Hick’s Pragmatic Argument against Religious Particularism

Kai-man KWAN

        Hick says, "At the end of the twentieth century Christianity is in deep crisis. The theological structure developed by the Western church has come to seem hollow and irrelevant to the majority of Westerners, and seems foreign and alien, as an extension of Western cultural hegemony, to many Christians in Africa, India, China, and the East generally."[1] One aspect of this crisis is "the widespread realization that Christianity is only one among several great world religions. Judaism, Islam, Hinduism, Buddhism now appear to many as different but, judging by their fruits in human life, equally authentic responses to God, the Divine, the Ultimate, the Real."[2] So we have an urgent need to rethink Christianity's dogmas of superiority. For Hick, only religious pluralism can help us to express an "intellectually honest and realistic Christian faith" Only it can "speak to the deep religious concern that exists as strongly as ever among a Western population that has long since ceased to be captivated by traditional institutional religion."[3] It is shown by the fact that "growing numbers of church members" resort to a metaphorical understanding of the creeds.[4] All in all, Hick thinks that pluralism is not only theoretically superior to particularism, it is also practically necessary for the future survival of Christianity.

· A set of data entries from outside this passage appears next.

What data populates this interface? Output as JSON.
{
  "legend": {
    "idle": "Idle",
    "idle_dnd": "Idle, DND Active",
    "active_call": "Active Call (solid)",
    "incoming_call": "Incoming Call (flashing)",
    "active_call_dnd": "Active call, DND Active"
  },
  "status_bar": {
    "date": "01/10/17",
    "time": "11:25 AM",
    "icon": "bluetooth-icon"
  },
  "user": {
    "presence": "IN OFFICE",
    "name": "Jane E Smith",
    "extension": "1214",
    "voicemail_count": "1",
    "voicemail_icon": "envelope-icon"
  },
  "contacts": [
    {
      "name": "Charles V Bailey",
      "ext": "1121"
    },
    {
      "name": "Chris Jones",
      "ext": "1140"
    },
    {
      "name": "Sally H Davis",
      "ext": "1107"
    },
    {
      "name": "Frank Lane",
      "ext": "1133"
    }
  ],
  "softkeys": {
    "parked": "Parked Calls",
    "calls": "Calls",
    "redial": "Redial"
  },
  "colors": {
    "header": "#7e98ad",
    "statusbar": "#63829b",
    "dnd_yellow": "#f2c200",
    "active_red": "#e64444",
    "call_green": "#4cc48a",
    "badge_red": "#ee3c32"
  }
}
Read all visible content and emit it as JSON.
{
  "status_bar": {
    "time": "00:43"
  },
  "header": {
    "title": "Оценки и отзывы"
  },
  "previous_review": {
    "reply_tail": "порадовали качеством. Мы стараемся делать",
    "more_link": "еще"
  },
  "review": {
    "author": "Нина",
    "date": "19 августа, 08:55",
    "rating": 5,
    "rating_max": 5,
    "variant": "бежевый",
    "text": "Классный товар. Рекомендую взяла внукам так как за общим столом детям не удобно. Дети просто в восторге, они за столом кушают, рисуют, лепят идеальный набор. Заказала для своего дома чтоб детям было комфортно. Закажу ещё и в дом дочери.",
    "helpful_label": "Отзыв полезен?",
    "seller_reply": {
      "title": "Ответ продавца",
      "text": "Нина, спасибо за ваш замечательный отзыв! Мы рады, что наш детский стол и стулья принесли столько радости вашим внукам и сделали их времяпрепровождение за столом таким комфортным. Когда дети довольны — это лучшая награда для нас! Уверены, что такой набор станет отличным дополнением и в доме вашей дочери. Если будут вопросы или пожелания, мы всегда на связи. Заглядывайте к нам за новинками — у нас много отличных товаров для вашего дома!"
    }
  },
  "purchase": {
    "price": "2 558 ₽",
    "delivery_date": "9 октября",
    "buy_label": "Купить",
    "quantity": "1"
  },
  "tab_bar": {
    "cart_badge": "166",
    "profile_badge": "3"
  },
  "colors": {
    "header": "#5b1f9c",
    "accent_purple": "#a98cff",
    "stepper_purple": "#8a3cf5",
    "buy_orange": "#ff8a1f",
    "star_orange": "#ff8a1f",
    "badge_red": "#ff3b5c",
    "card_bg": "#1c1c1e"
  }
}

        However, the alleged pragmatic advantages of religious pluralism over particularism seem dubious to me:
1)      For the thoroughly secularised Western people, both religious pluralism and exlcusivism are equally nonsensical.
2)      For those Westerners who are alienated by the traditional dogmas of the Church but who are still spiritually minded, pluralism might help them to make peace with the Church but it will not encourage commitment: why can't they find spiritual satisfaction elsewhere?
3)      For those who want a reason for their commitment to Christianity, religious pluralism will only remove their rationales for coming to the Church or believing in Christianity!
4)      In Asia, Africa, etc., Christianity is only one among many other native and non-native religions which have been there for a long time. If the Asian people are told that Christianity cannot offer anything that cannot be obtained from their old options, why then do they need to choose Christianity? As an Asian, I think Hick’s comment on the Asian Christians is wide of the mark. I suspect what he says there is largely based on his reading of the “Asian theologians,” who can hardly represent Asian Christians.

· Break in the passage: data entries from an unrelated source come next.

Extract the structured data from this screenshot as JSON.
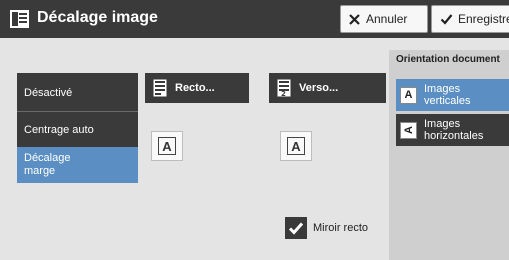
{
  "title": "Décalage image",
  "toolbar": {
    "cancel_label": "Annuler",
    "save_label": "Enregistrer"
  },
  "modes": [
    {
      "label": "Désactivé",
      "selected": false
    },
    {
      "label": "Centrage auto",
      "selected": false
    },
    {
      "label": "Décalage\nmarge",
      "selected": true
    }
  ],
  "sides": {
    "recto_label": "Recto...",
    "verso_label": "Verso..."
  },
  "preview_letter": "A",
  "mirror": {
    "label": "Miroir recto",
    "checked": true
  },
  "orientation": {
    "title": "Orientation document",
    "options": [
      {
        "label": "Images\nverticales",
        "selected": true
      },
      {
        "label": "Images\nhorizontales",
        "selected": false
      }
    ]
  },
  "colors": {
    "dark": "#3a3a3a",
    "accent": "#5b8fc3",
    "background": "#e4e4e4"
  }
}
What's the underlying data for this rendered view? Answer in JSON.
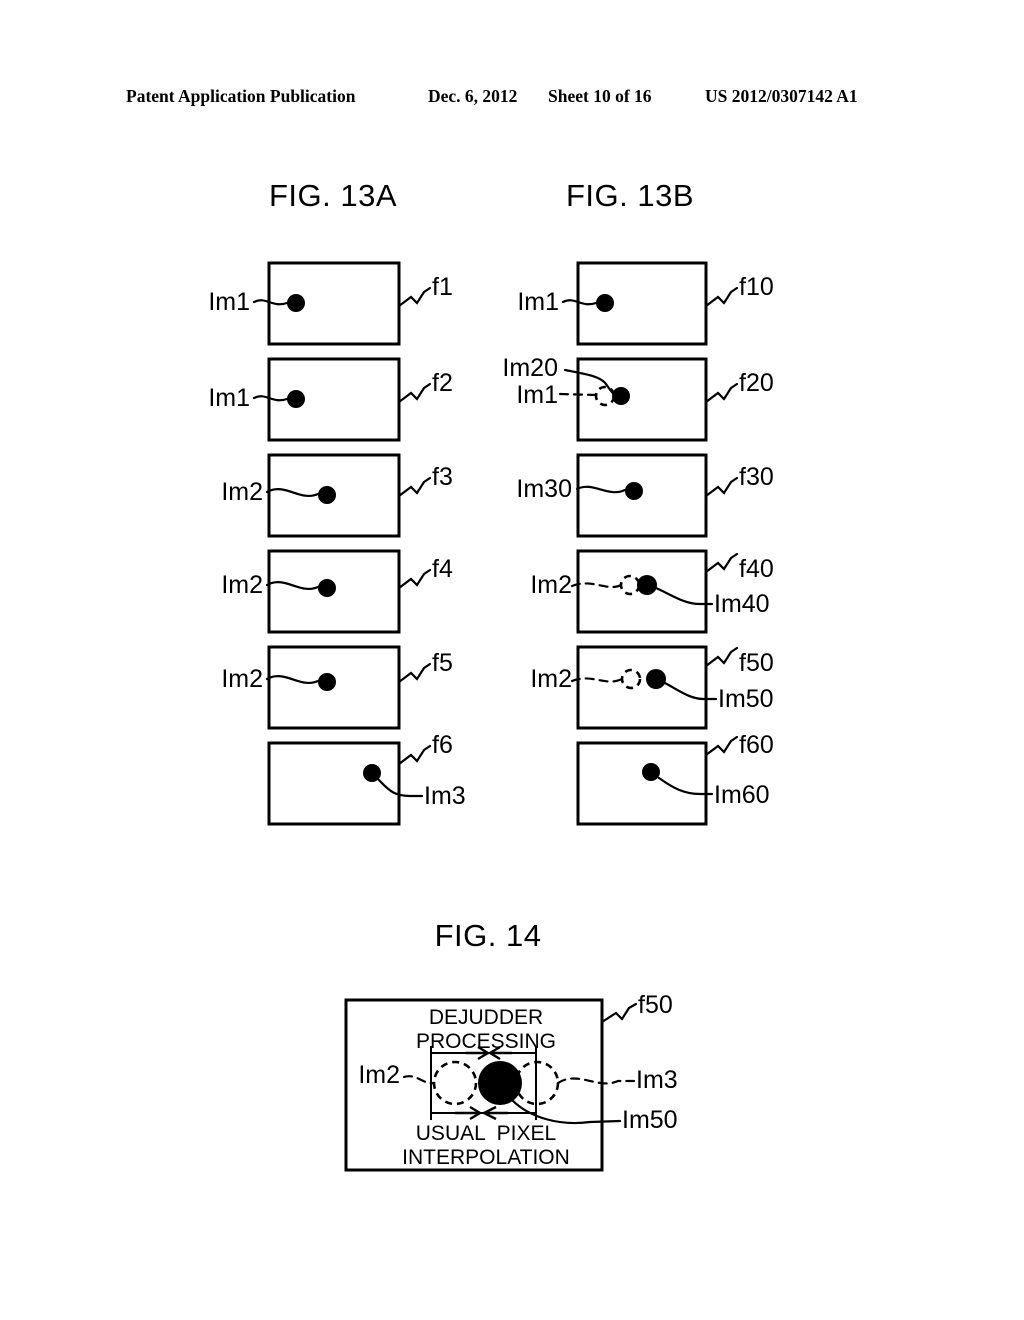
{
  "header": {
    "publication": "Patent Application Publication",
    "date": "Dec. 6, 2012",
    "sheet": "Sheet 10 of 16",
    "number": "US 2012/0307142 A1"
  },
  "figures": [
    {
      "title": "FIG. 13A",
      "frames": [
        {
          "frame_label": "f1",
          "left_label": "Im1",
          "right_label": ""
        },
        {
          "frame_label": "f2",
          "left_label": "Im1",
          "right_label": ""
        },
        {
          "frame_label": "f3",
          "left_label": "Im2",
          "right_label": ""
        },
        {
          "frame_label": "f4",
          "left_label": "Im2",
          "right_label": ""
        },
        {
          "frame_label": "f5",
          "left_label": "Im2",
          "right_label": ""
        },
        {
          "frame_label": "f6",
          "left_label": "",
          "right_label": "Im3"
        }
      ]
    },
    {
      "title": "FIG. 13B",
      "frames": [
        {
          "frame_label": "f10",
          "left_label": "Im1",
          "left_label_2": "",
          "right_label": ""
        },
        {
          "frame_label": "f20",
          "left_label": "Im20",
          "left_label_2": "Im1",
          "right_label": ""
        },
        {
          "frame_label": "f30",
          "left_label": "Im30",
          "left_label_2": "",
          "right_label": ""
        },
        {
          "frame_label": "f40",
          "left_label": "Im2",
          "left_label_2": "",
          "right_label": "Im40"
        },
        {
          "frame_label": "f50",
          "left_label": "Im2",
          "left_label_2": "",
          "right_label": "Im50"
        },
        {
          "frame_label": "f60",
          "left_label": "",
          "left_label_2": "",
          "right_label": "Im60"
        }
      ]
    }
  ],
  "fig14": {
    "title": "FIG. 14",
    "frame_label": "f50",
    "caption_top_line1": "DEJUDDER",
    "caption_top_line2": "PROCESSING",
    "caption_bottom_line1": "USUAL  PIXEL",
    "caption_bottom_line2": "INTERPOLATION",
    "label_left": "Im2",
    "label_right_1": "Im3",
    "label_right_2": "Im50"
  },
  "colors": {
    "ink": "#000000",
    "paper": "#ffffff"
  }
}
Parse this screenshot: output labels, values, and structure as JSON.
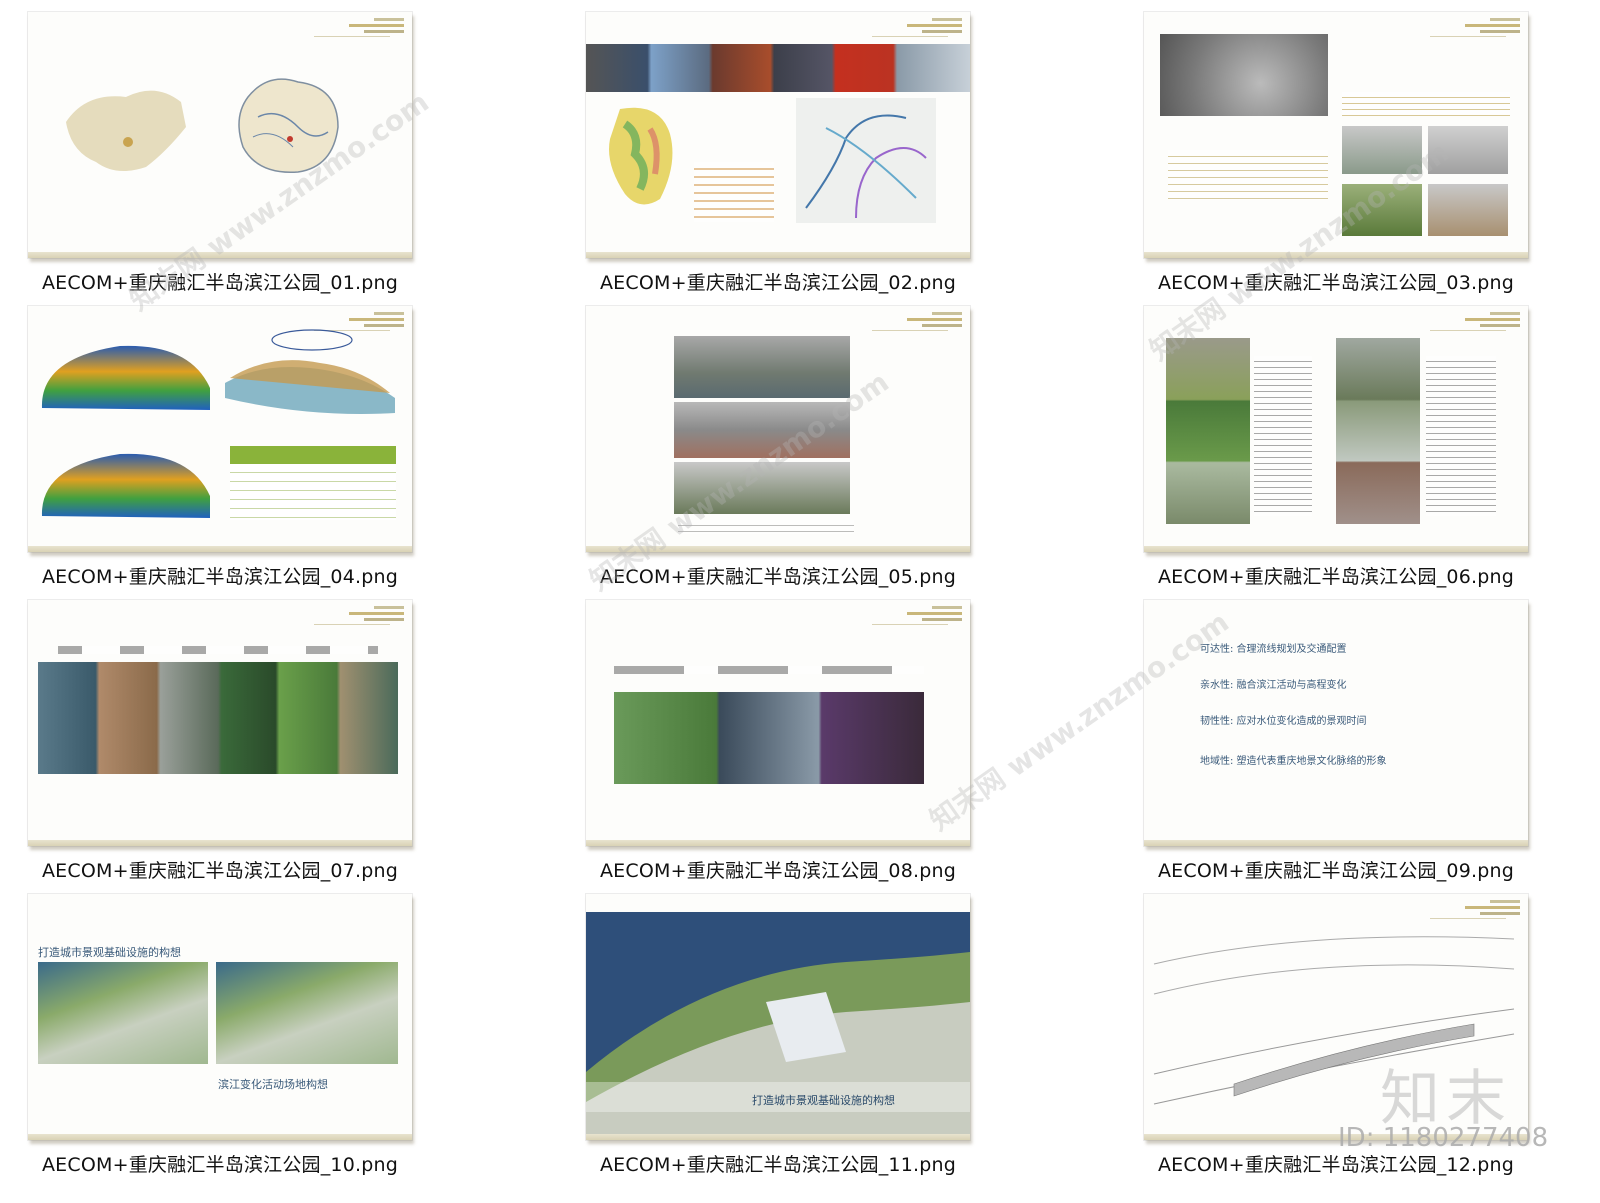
{
  "files": [
    {
      "name": "AECOM+重庆融汇半岛滨江公园_01.png"
    },
    {
      "name": "AECOM+重庆融汇半岛滨江公园_02.png"
    },
    {
      "name": "AECOM+重庆融汇半岛滨江公园_03.png"
    },
    {
      "name": "AECOM+重庆融汇半岛滨江公园_04.png"
    },
    {
      "name": "AECOM+重庆融汇半岛滨江公园_05.png"
    },
    {
      "name": "AECOM+重庆融汇半岛滨江公园_06.png"
    },
    {
      "name": "AECOM+重庆融汇半岛滨江公园_07.png"
    },
    {
      "name": "AECOM+重庆融汇半岛滨江公园_08.png"
    },
    {
      "name": "AECOM+重庆融汇半岛滨江公园_09.png"
    },
    {
      "name": "AECOM+重庆融汇半岛滨江公园_10.png"
    },
    {
      "name": "AECOM+重庆融汇半岛滨江公园_11.png"
    },
    {
      "name": "AECOM+重庆融汇半岛滨江公园_12.png"
    }
  ],
  "slide09": {
    "line1": "可达性: 合理流线规划及交通配置",
    "line2": "亲水性: 融合滨江活动与高程变化",
    "line3": "韧性性: 应对水位变化造成的景观时间",
    "line4": "地域性: 塑造代表重庆地景文化脉络的形象"
  },
  "slide10": {
    "title": "打造城市景观基础设施的构想",
    "subtitle": "滨江变化活动场地构想"
  },
  "slide11": {
    "caption": "打造城市景观基础设施的构想"
  },
  "watermark": {
    "text": "知末网 www.znzmo.com",
    "logo": "知末",
    "id": "ID: 1180277408"
  }
}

For the above reasons, I doubt that religious pluralism is practically more appealing than particularism to the majority of people, East and West. This view is borne out by the following facts. The crisis of religion Hick mentions is only a localized one if we view the problem globally. It is mainly confined to populations deeply influenced by the secularization trend, i.e., Europeans and intellectuals. Among many other places, there is no such crisis.[5] Even in Europe and the USA, the churches which can hold up to the corrosion of secularization are those which resist religious pluralism or other kinds of non-realism. In UK, the decline of church membership set in after 50's: "by 1990 the total figure was down to 5.6 million (3.4 million Protestant and 2.2 million Catholic) and this amounted to a modest 12% of the adult population. The current figure is about 14%, an increase largely explained by the rise in independent pentecostal and evangelical churches."[6] Michael Green points out, "I cannot help noticing that it is the Bible-believing evangelical and charismatic churches around the world which are growing so fast, and that is as much the case in the Anglican communion as it is in other denominations. The plain truth of the matter is that reductionist 'liberal' reinterpretations of Christianity, based on the sufficiency of human reason, rather than on biblical revelation, have little to offer us, though they are still prevalent in many of our theological institutions and among many senior churchmen."[7] The story of the decline of the mainline churches in the United States is also well-known. Hick seems to be so conditioned by his own academic environment that he is blind to these obvious facts.

[1] Hick, A Christian Theology of Religions, p. ix.
[2] Ibid.
[3] Ibid.
[4] Ibid., p. 9.
[5] Kai-man Kwan, “A Critical Appraisal of a Non-Realist Philosophy of Religion: An Asian Perspective.” Philosophia Christi, Series 2 Volume 3, Number 1 (2001), pp. 225-235.
[6] Philip F. Esler, "Introduction: Christianity for the Twenty-First Century," in Christianity for the Twenty-First Century, ed. Philip F. Esler (Edinburgh: T and T Clark, 1998), pp. 1-2.
[7] "The Scope of the Cosmic Christ," in Grace and Truth in the Secular Age, ed. Timothy Bradshaw (Grand Rapids, Michigan, Eerdmans, 1998), p. 11.